My parents raised seven kids.  I believe there may have been a miscarriage or two along the way.  How else to explain the four year hiatus between me and my next older sister and the next four year pause between me and my younger brother?  There may have been some family discussion about that, but it was never mentioned to me.  As far as discipline was concerned, my parents always presented a united front.  Period.  But our mother wasn’t one of those “wait ’til your father gets home” kinds of mothers.  When one of us stepped out of line, she wielded a pretty mean flyswatter!  (Don’t ask me how I know that, either.)

Evie was the one who kept the schedule for everyone–kids in band, glee club, Pilgrim Fellowship, Brownies, Girl Scouts, Boy Scouts and whatever else was out there.  For years she oversaw our family’s delivery of the Arizona Republic in town—two bike routes and one auto route.  She also managed the sale of countless boxes of Girl Scout Cookies and Boy Scout mistletoe.  Our mother wasn’t a drill sergeant, but she certainly could have been.  She made us all toe the line!
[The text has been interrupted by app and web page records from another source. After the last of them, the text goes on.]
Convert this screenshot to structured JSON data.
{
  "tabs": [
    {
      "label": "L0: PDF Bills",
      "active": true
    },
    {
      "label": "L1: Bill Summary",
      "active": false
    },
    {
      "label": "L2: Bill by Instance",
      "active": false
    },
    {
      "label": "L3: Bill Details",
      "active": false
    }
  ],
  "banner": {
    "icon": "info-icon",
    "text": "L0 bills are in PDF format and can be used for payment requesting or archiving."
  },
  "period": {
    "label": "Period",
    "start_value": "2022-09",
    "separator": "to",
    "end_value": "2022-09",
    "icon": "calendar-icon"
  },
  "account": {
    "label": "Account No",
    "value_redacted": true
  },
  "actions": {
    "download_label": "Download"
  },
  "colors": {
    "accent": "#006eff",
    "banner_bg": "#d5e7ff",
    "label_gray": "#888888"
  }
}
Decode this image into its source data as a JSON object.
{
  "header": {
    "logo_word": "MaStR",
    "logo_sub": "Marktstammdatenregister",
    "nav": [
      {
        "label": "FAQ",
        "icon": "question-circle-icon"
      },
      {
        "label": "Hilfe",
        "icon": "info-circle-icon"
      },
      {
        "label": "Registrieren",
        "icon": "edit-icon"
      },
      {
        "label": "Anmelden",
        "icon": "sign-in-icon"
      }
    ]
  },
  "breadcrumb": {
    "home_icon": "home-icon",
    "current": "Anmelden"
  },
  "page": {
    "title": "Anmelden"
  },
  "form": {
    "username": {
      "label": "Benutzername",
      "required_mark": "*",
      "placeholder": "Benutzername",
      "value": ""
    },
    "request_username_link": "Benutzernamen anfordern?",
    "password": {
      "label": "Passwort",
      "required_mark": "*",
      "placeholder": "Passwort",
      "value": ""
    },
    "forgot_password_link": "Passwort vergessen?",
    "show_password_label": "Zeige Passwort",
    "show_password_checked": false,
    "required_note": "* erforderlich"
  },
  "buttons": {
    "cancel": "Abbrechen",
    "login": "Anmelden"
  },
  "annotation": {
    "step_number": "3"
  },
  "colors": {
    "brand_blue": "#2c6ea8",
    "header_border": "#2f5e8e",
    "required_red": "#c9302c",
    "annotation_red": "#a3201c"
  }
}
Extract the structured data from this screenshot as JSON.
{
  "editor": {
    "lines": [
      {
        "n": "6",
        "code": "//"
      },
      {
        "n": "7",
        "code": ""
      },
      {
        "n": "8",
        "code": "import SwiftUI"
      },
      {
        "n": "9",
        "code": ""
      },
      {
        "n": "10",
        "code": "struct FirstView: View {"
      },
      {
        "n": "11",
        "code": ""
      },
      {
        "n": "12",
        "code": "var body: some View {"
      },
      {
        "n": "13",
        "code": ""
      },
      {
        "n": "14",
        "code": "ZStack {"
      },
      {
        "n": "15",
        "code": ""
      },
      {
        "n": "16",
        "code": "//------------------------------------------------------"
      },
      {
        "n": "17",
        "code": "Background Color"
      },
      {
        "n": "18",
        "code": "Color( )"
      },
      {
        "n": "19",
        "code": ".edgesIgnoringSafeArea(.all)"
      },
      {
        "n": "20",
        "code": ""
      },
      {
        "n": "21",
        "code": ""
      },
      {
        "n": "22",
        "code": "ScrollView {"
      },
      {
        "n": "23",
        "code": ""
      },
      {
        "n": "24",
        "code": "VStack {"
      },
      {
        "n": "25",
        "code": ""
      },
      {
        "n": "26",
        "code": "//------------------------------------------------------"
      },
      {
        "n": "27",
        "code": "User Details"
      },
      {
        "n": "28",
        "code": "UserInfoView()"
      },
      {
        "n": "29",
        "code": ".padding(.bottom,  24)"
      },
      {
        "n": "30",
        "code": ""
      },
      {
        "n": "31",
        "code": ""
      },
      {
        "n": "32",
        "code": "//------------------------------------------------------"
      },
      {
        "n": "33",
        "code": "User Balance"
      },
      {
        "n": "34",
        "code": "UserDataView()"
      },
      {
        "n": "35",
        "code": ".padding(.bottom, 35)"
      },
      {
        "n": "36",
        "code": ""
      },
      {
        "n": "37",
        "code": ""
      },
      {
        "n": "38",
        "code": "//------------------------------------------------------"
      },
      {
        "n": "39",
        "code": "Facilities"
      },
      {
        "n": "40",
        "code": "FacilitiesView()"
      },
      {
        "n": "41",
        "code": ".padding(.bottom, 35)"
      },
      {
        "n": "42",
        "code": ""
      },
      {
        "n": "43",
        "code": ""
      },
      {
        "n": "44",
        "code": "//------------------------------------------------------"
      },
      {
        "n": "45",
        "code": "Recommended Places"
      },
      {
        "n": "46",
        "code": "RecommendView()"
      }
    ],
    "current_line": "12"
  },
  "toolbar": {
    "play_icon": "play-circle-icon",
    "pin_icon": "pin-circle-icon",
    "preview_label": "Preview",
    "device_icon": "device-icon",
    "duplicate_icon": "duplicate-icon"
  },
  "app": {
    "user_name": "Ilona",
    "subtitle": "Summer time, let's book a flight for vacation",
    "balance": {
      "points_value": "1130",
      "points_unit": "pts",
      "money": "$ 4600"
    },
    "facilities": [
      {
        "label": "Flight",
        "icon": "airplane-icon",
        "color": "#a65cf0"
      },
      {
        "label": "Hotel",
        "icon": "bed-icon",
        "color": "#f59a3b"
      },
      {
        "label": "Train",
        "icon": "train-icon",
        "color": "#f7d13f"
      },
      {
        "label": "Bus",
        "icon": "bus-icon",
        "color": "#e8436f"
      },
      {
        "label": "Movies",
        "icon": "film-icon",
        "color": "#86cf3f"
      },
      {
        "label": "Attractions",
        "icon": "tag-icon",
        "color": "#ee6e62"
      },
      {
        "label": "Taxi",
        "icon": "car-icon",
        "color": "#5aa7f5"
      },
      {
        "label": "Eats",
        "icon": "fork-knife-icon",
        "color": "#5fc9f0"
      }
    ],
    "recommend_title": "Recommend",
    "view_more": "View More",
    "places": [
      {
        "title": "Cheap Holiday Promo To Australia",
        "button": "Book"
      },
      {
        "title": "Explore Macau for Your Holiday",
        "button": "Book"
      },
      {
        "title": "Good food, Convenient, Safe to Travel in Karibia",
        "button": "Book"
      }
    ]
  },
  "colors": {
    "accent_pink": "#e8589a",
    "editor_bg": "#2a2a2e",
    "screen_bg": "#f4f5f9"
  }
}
Our parents loved to travel.  They racked up thousands of miles by car, driving back and forth across the country with our father at the wheel and with our mother riding shotgun with a highway atlas laid out on her lap. One of her most infamous detours was in the middle of New Mexico where, to dodge a freight train crossing, she launched us off on a series of dirt roads that led us through a ranch (between the barn and the house) but eventually got us back to where we were going.

In later years, when a relative died in South Dakota, my parents chose to drive from Arizona rather than take a plane to Minneapolis.  When it was time to go back home, my mother said, “You know what, we’ve never made it to Yosemite.”  So that’s how they came home to Arizona from northeastern South Dakota, by way of Yosemite, but they were slowing down by then.  My mother said, when she realized they were crossing into Yuma on that last drive home, she shed real tears, crying for miles, because she knew they wouldn’t be doing that again.  Maybe they’d take another driving trip, but it probably wouldn’t be just the two of them.

They loved practical jokes.  Laughter was part and parcel of every meal, right along with the food.  Once they lost my younger brother Jim, at age fifty due to an undiagnosed heart ailment, a light went out of their lives and so did most of the laughter.  Jim’s presence in Bisbee and his ability to look in on them was one of the reasons they were able to live independently for so long.  Eventually my father began to develop short-term memory loss and couldn’t remember how to get home.  By then my mother had macular degeneration and couldn’t see well enough to drive.  Thanks to cataract surgery, my father’s vision was better than it had ever been in his life, so he drove—with my mother telling him where to turn.  For years there was a sign on their refrigerator that said: IF AT FIRST YOU DON’T SUCCEED, DO IT THE WAY YOUR WIFE TOLD YOU!

Finally, though there was nothing for it but for them to move into assisted living.  Not long after that, my father passed away from a sudden stroke, leaving my mother behind–lost, lonely, and heartbroken.  And that really brought a final end of her laughter because “Norman had no business going off like that and leaving me alone.”

Those last few years after my dad’s passing, Evie was not herself, and I choose not to remember her that way.  I choose instead to remember her as part of a team–two strong individuals, yoked together by love and always pulling in the same direction.

So today, on August 24th, the 82nd anniversary of their wedding day, I’m remembering and honoring Norman and Evie.

Happy Anniversary, you two, and many happy returns.